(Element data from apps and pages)
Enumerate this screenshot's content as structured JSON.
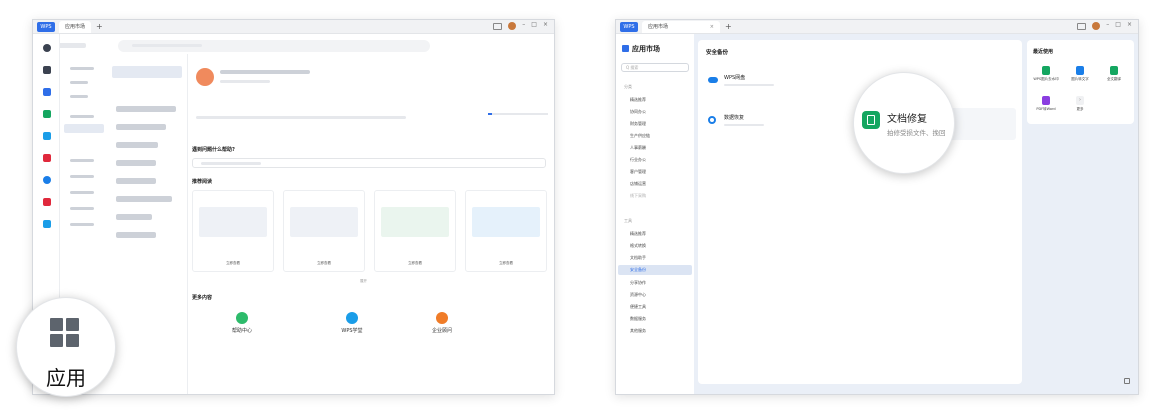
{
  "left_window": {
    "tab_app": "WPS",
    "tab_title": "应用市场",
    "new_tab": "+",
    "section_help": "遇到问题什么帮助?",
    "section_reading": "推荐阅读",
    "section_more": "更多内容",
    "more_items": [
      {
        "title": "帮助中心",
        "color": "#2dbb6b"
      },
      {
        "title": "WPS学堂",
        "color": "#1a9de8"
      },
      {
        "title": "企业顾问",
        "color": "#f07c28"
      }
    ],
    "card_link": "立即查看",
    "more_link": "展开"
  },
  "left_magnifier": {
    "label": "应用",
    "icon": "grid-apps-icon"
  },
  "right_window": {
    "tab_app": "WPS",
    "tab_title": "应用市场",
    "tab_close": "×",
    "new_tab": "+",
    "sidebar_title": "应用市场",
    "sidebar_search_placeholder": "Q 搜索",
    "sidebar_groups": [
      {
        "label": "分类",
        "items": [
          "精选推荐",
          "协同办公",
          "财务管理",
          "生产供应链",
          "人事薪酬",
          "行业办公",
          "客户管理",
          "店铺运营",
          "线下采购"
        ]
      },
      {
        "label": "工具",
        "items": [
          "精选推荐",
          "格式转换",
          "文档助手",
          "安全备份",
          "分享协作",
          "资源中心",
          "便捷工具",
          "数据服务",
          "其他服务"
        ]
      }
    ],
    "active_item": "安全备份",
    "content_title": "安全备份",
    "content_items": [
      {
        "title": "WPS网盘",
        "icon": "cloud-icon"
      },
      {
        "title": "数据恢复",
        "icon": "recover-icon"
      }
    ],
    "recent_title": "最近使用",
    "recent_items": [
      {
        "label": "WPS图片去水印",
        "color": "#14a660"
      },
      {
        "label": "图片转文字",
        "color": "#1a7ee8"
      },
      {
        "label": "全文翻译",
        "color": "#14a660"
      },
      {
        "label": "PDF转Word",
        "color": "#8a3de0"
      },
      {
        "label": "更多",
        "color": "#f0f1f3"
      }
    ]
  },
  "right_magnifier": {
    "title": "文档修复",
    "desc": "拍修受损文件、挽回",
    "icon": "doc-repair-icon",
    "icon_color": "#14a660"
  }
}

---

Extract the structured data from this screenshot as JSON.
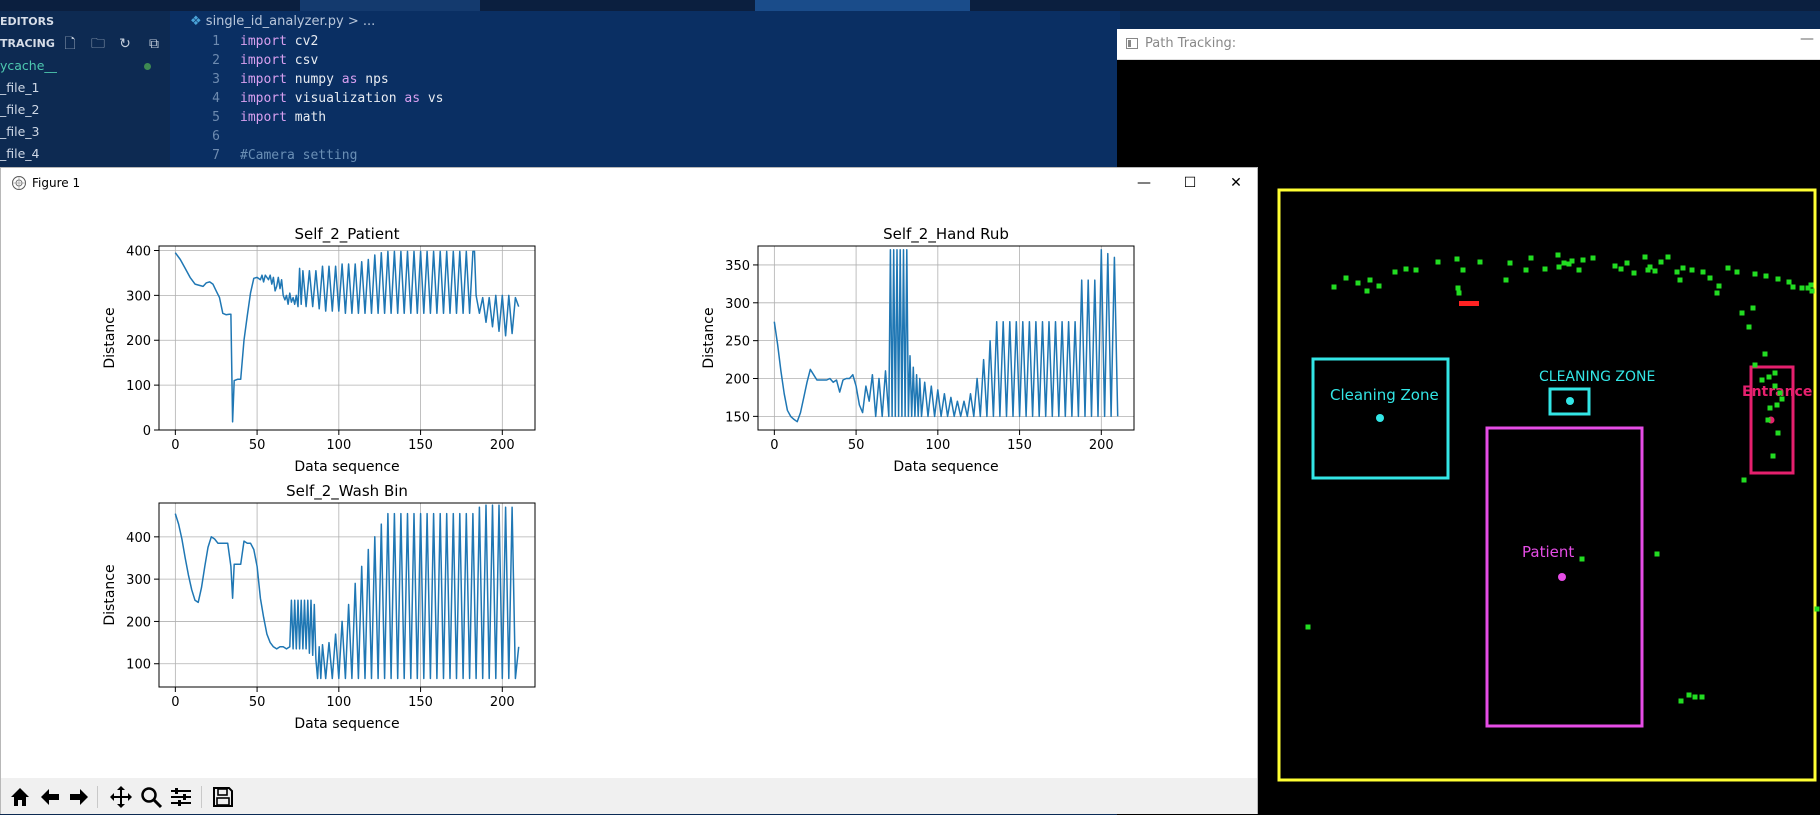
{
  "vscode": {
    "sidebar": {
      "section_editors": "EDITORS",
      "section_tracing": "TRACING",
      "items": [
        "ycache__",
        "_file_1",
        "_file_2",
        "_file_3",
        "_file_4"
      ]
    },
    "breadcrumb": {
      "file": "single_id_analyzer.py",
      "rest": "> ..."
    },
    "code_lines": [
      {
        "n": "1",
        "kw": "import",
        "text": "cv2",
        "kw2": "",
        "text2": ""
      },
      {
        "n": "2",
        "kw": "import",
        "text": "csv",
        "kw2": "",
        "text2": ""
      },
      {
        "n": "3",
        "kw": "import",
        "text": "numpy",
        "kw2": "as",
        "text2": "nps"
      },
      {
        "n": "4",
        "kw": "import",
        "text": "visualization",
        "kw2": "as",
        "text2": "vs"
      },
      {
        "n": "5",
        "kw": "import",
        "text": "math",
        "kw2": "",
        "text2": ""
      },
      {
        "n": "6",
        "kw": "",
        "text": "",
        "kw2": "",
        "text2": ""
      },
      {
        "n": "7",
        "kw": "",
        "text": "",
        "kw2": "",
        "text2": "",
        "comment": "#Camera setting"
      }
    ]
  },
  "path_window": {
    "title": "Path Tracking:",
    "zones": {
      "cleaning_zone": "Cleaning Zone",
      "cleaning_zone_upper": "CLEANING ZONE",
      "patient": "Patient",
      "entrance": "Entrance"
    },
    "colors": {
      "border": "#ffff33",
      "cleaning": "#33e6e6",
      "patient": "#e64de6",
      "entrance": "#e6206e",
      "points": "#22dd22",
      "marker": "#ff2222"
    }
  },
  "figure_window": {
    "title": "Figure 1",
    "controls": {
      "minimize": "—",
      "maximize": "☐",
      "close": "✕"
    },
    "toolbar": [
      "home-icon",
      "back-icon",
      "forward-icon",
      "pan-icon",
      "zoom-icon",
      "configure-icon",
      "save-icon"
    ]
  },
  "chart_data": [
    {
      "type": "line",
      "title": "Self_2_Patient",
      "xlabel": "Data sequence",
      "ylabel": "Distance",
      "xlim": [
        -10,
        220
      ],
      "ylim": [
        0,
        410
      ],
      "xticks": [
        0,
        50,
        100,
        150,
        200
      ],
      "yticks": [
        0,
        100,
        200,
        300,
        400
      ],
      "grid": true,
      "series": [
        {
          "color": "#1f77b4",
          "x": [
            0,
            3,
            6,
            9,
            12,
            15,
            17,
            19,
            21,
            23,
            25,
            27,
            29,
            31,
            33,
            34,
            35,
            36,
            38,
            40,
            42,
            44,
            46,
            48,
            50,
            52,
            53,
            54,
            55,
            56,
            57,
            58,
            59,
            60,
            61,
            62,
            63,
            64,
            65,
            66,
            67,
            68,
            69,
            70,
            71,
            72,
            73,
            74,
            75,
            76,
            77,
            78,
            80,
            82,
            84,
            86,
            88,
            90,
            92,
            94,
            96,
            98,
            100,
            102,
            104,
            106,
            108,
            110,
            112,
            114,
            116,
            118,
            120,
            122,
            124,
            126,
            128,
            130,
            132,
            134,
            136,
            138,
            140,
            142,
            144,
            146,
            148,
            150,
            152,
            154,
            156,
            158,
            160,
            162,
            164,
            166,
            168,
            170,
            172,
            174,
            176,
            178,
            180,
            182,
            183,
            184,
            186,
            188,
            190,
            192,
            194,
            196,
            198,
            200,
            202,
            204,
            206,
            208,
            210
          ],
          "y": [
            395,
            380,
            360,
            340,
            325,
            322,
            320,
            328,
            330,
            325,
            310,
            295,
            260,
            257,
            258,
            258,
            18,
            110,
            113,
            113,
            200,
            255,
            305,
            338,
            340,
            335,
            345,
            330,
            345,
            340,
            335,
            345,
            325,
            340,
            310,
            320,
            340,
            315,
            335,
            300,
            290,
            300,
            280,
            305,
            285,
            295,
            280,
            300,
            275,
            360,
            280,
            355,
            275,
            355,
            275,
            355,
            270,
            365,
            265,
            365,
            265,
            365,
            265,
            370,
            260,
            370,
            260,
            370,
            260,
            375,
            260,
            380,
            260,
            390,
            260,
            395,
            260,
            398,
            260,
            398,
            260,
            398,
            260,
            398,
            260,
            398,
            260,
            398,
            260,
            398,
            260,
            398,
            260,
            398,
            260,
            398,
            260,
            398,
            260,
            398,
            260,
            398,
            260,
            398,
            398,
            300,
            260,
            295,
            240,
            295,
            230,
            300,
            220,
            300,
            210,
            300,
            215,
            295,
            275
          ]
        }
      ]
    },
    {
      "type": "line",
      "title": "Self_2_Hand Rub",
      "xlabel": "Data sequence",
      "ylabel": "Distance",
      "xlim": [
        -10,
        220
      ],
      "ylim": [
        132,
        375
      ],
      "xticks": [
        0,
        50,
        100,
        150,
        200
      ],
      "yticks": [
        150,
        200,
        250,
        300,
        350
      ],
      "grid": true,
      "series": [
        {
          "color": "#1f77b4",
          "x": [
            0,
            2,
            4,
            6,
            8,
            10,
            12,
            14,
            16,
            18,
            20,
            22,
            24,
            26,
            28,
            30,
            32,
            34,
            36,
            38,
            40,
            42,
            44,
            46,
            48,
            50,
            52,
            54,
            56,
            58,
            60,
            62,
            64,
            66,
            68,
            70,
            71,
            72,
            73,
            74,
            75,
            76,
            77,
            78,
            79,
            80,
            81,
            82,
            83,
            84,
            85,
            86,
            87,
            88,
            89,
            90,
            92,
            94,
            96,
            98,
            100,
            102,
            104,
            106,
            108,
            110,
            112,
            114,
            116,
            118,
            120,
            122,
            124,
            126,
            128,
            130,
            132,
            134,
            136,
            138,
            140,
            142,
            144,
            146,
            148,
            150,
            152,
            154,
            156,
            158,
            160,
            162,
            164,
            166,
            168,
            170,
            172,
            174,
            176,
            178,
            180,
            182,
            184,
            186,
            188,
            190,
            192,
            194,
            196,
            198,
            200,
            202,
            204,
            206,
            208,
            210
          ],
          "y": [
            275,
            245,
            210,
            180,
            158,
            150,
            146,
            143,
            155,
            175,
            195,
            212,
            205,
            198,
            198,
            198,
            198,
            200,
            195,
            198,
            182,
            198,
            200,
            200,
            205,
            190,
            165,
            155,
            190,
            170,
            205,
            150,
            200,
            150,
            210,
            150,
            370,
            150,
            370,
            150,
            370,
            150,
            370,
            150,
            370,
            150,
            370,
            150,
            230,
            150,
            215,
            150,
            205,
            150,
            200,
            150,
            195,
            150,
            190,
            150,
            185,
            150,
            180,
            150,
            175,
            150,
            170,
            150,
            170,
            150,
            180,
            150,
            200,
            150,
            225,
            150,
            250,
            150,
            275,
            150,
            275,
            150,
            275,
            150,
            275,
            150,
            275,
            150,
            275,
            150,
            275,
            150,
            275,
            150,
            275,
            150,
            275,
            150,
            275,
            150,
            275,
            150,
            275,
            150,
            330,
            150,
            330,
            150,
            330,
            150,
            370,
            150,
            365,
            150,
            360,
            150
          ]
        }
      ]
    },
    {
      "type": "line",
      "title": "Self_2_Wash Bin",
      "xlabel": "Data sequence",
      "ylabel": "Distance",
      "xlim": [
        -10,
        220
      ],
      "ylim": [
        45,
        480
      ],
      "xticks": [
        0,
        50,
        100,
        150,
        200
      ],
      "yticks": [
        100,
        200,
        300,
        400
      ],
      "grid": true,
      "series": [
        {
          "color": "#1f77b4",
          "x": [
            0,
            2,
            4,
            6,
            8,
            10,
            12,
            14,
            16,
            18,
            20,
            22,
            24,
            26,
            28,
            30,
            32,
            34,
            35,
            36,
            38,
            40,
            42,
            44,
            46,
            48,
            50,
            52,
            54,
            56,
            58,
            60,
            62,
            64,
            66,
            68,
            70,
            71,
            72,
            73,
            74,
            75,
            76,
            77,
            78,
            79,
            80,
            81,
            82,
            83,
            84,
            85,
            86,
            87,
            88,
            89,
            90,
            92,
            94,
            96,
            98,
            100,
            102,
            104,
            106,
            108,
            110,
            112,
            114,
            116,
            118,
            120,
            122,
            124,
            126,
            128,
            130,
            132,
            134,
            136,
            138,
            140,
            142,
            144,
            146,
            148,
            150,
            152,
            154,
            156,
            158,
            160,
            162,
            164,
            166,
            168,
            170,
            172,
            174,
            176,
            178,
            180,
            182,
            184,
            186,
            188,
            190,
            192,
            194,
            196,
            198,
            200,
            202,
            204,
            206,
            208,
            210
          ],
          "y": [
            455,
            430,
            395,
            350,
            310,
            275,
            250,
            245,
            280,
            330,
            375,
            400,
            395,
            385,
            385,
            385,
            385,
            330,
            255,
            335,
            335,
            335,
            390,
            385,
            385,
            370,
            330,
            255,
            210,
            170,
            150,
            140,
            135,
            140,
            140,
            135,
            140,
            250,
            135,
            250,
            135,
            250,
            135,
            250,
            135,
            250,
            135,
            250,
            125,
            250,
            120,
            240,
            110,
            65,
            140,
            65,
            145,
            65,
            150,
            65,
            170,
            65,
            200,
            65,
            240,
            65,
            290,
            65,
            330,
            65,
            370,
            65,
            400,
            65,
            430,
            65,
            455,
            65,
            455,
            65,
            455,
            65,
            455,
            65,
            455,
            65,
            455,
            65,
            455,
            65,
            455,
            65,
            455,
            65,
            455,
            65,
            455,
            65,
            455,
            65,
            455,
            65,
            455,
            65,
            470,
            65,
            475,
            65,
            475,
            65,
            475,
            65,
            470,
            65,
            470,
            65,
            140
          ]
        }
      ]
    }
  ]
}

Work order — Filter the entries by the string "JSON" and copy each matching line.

Solution —
Enumerate this screenshot's content as structured JSON.
Extract the structured data from this screenshot as JSON.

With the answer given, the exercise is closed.